From the sweeping wilds of Patagonia up to the colourful deserts of Atacama, South America’s wealthiest country boasts abundant natural riches as well. Energetic Santiago is typically the gateway to these undersung wonders, while Chile’s much-loved wine country, located just outside the capital offers an ideal place to unwind from the adventure.
Shared with Argentina, Patagonia is one of the world’s most striking mountain regions. While the Argentinean side contains most of the area’s cities, Chilean Patagonia benefits from its unique location on the Pacific Ocean. Impressive mountains, lakes and glaciers make up much of this landscape, and many of these are teeming with wildlife. Cougars, whales, penguins, seals, and sizeable bird populations, along with a range of endemic species including Patagonian Foxes and Maras, all make their homes here. Chilean highlights include Torres del Paine National Park, the Marinelli Glacier and for those who journey far enough south, Tierra del Fuego, a unique archipelago at the foot of the continent.
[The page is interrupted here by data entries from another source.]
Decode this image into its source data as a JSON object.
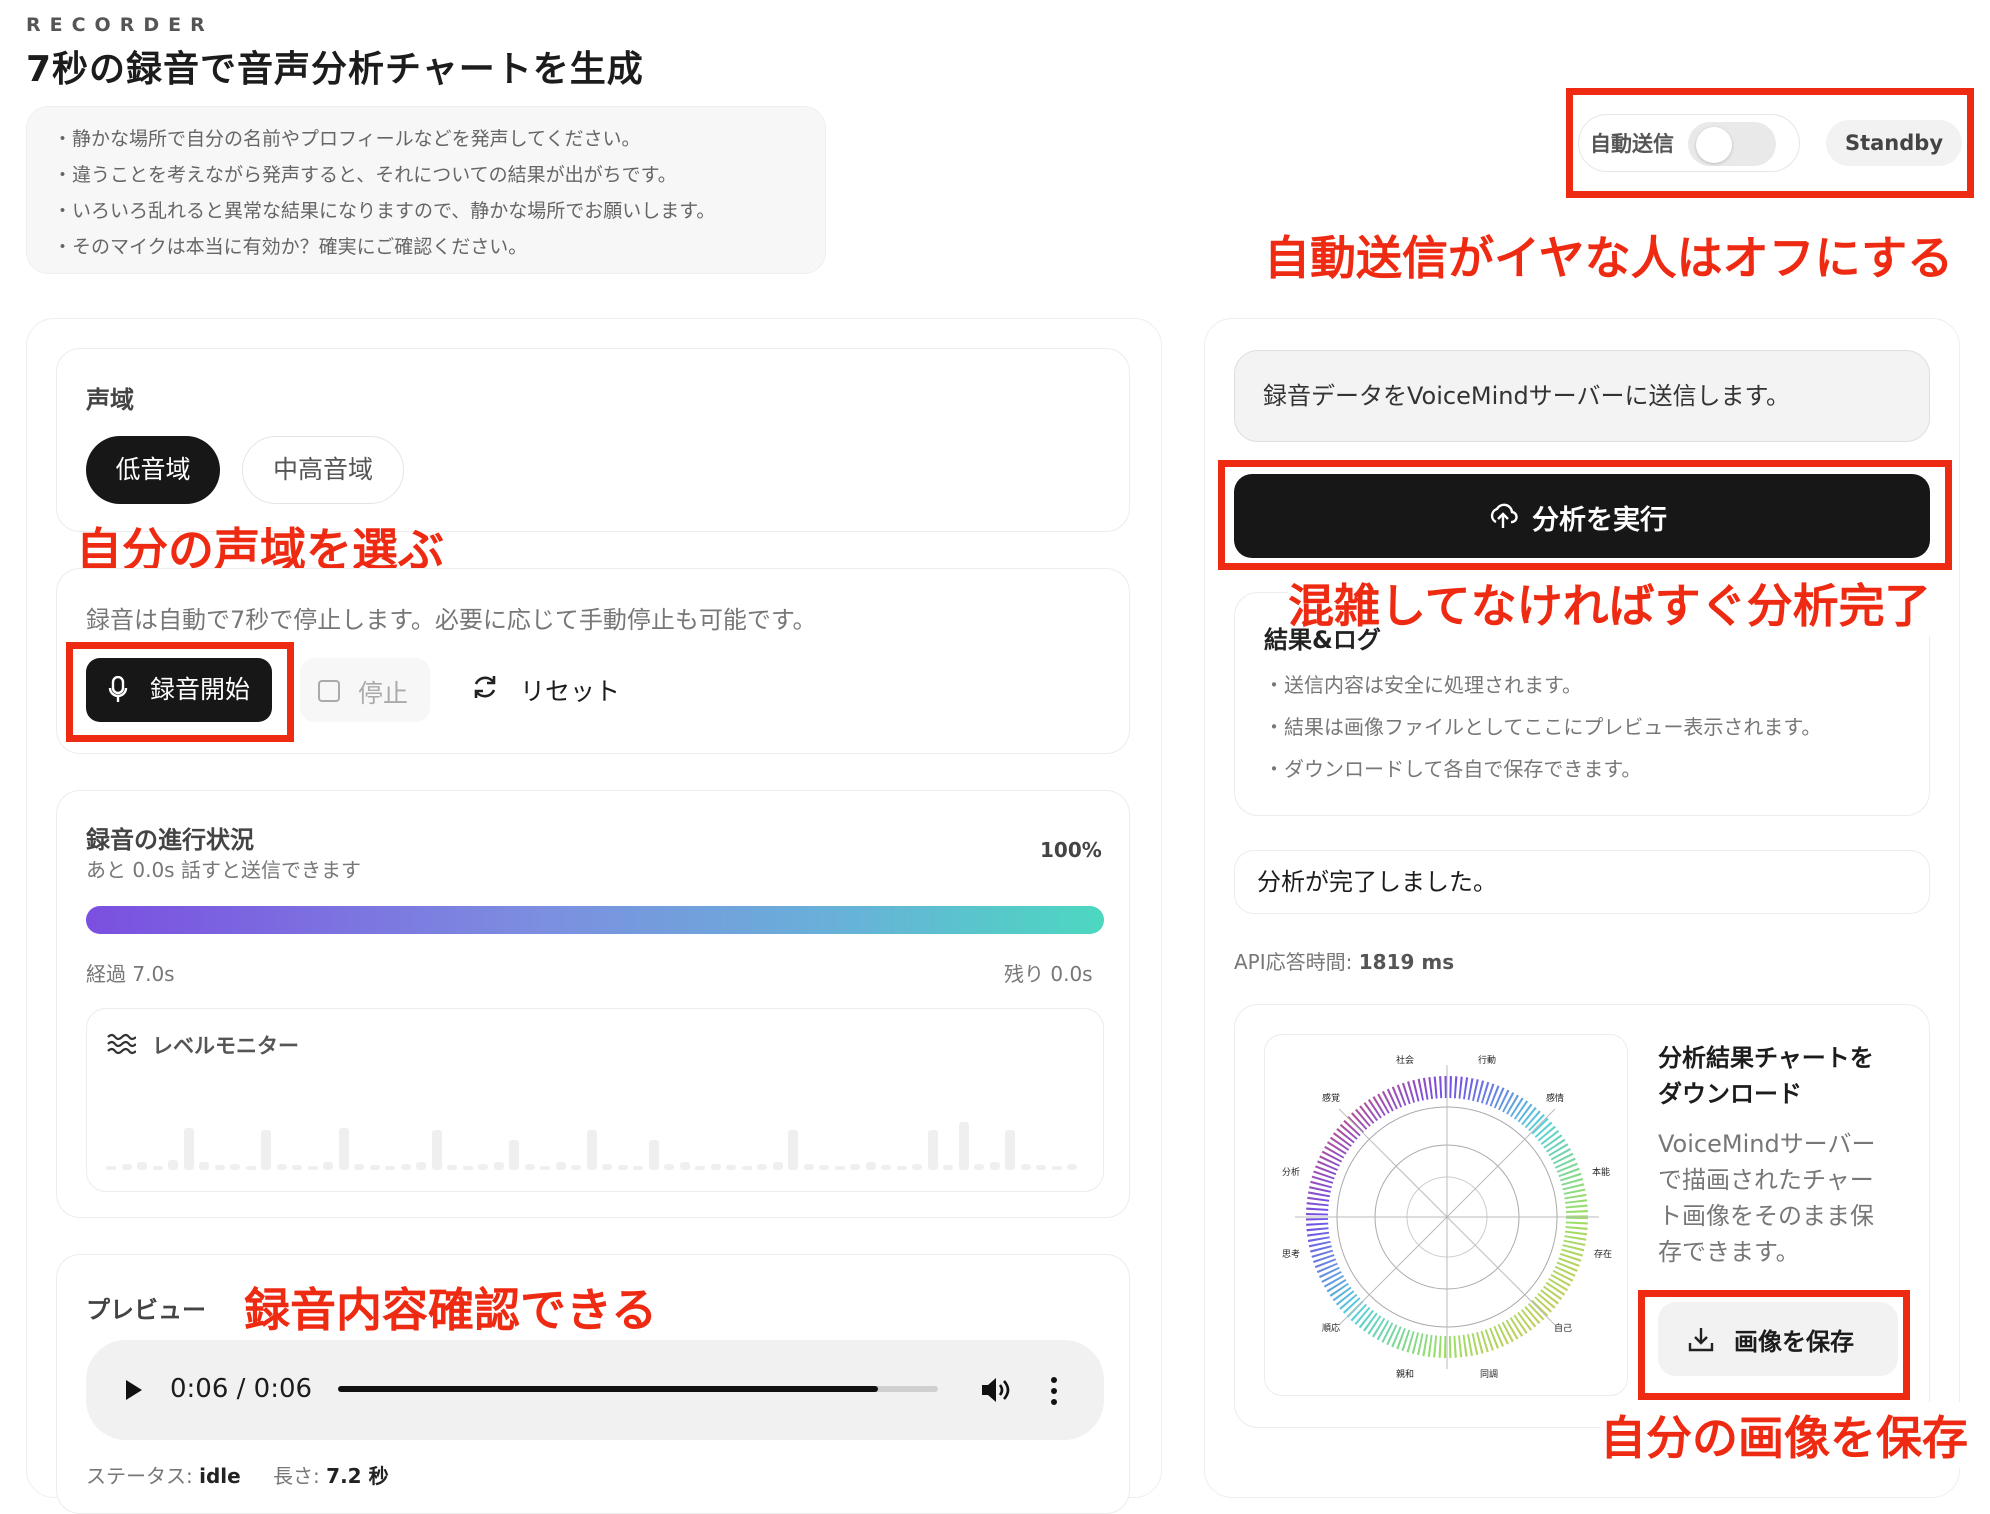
{
  "header": {
    "eyebrow": "RECORDER",
    "title": "7秒の録音で音声分析チャートを生成",
    "notes": [
      "・静かな場所で自分の名前やプロフィールなどを発声してください。",
      "・違うことを考えながら発声すると、それについての結果が出がちです。",
      "・いろいろ乱れると異常な結果になりますので、静かな場所でお願いします。",
      "・そのマイクは本当に有効か？確実にご確認ください。"
    ]
  },
  "topbar": {
    "auto_send_label": "自動送信",
    "auto_send_on": false,
    "status": "Standby"
  },
  "voice_range": {
    "title": "声域",
    "options": [
      "低音域",
      "中高音域"
    ],
    "selected": "低音域"
  },
  "controls": {
    "hint": "録音は自動で7秒で停止します。必要に応じて手動停止も可能です。",
    "record_label": "録音開始",
    "stop_label": "停止",
    "reset_label": "リセット"
  },
  "progress": {
    "title": "録音の進行状況",
    "subtitle": "あと 0.0s 話すと送信できます",
    "percent_label": "100%",
    "percent": 100,
    "elapsed": "経過 7.0s",
    "remaining": "残り 0.0s"
  },
  "level_monitor": {
    "title": "レベルモニター"
  },
  "preview": {
    "title": "プレビュー",
    "time": "0:06 / 0:06",
    "played_fraction": 0.9,
    "status_prefix": "ステータス:",
    "status_value": "idle",
    "length_prefix": "長さ:",
    "length_value": "7.2 秒"
  },
  "send": {
    "message": "録音データをVoiceMindサーバーに送信します。",
    "run_label": "分析を実行"
  },
  "log": {
    "title": "結果&ログ",
    "items": [
      "・送信内容は安全に処理されます。",
      "・結果は画像ファイルとしてここにプレビュー表示されます。",
      "・ダウンロードして各自で保存できます。"
    ],
    "done": "分析が完了しました。",
    "api_prefix": "API応答時間:",
    "api_value": "1819 ms"
  },
  "download": {
    "title_line1": "分析結果チャートを",
    "title_line2": "ダウンロード",
    "desc": [
      "VoiceMindサーバー",
      "で描画されたチャー",
      "ト画像をそのまま保",
      "存できます。"
    ],
    "save_label": "画像を保存",
    "chart_labels": [
      "社会",
      "行動",
      "感情",
      "本能",
      "存在",
      "自己",
      "同調",
      "親和",
      "順応",
      "思考",
      "分析",
      "感覚"
    ]
  },
  "annotations": {
    "auto_send": "自動送信がイヤな人はオフにする",
    "range": "自分の声域を選ぶ",
    "fast": "混雑してなければすぐ分析完了",
    "preview": "録音内容確認できる",
    "save": "自分の画像を保存"
  },
  "colors": {
    "accent_red": "#ee2b12",
    "dark_button": "#171717"
  }
}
All the way up Chile’s Pacific coast, the Atacama Desert stretches over 600 miles in length and is noted for its salt lakes and photogenic lava flows. It’s no surprise that the area has stood in for Mars in several movies and TV shows. The Moon Valley, formerly a major salt-mining area, is one of the desert’s most popular attractions. Many visitors however are stunned by the variety of landscapes that make up this arid, rocky environment. Over 500 plant species thrive here, dotting the area with splashes of vivid colour, and occasional rainfalls create a unique phenomenon known as the flowering desert.
Santiago and surrounds
If Buenos Aires is the Paris of Latin America, then Santiago is the Berlin. Beneath its patchwork architecture, the city sports a buzzing arts scene that’s decidedly more left-of-field than its peers, though you may want a basic command of Spanish to make the most of it. The local café and bar scenes value originality over fashion, and while the city has copped some unfair comparisons to Los Angeles for its smog, it offers its own unique style of beauty. Santiago’s parks have reshaped the city into a veritable urban playground, while on a clear day, the Andes rise majestically just beyond the city limits. The Pacific Ocean, along with the delightful port city of Valparaiso, is less than 90 minutes away, as is Chile’s booming wine region. Those really into their wines may even want to cross the border into Argentina and visit Mendoza, a city famous for its Malbec, as well as a thriving festival calendar.
One particularly mysterious feather in Chile’s cap is Easter Island. Though you’re unlikely to find it on a typical Chile itinerary, the island has been a special territory of the country since 1888, and is home to almost 6,000 residents. Easter Island’s main claim to fame is the Moai, its enigmatic stone faces. These have been dated back to somewhere between the years 1250 and 1500, and much about their origin is still unknown. Almost 900 statues remain today, the tallest of which stands an impressive 72 feet high, though most are partly buried. Curiously, all the statues face inland, allegedly because their builders believed they were the world’s only peoples, therefore any threats would come from the island itself rather than the outside world. Sure enough, when Europeans first reached Easter Island in the late 18th century, they found a land apparently ravaged by conflict, and many of the Moai were damaged. Today’s Easter Island however is a peaceful, welcoming place shrouded in an intriguing history. It is easily reached via air from Santiago.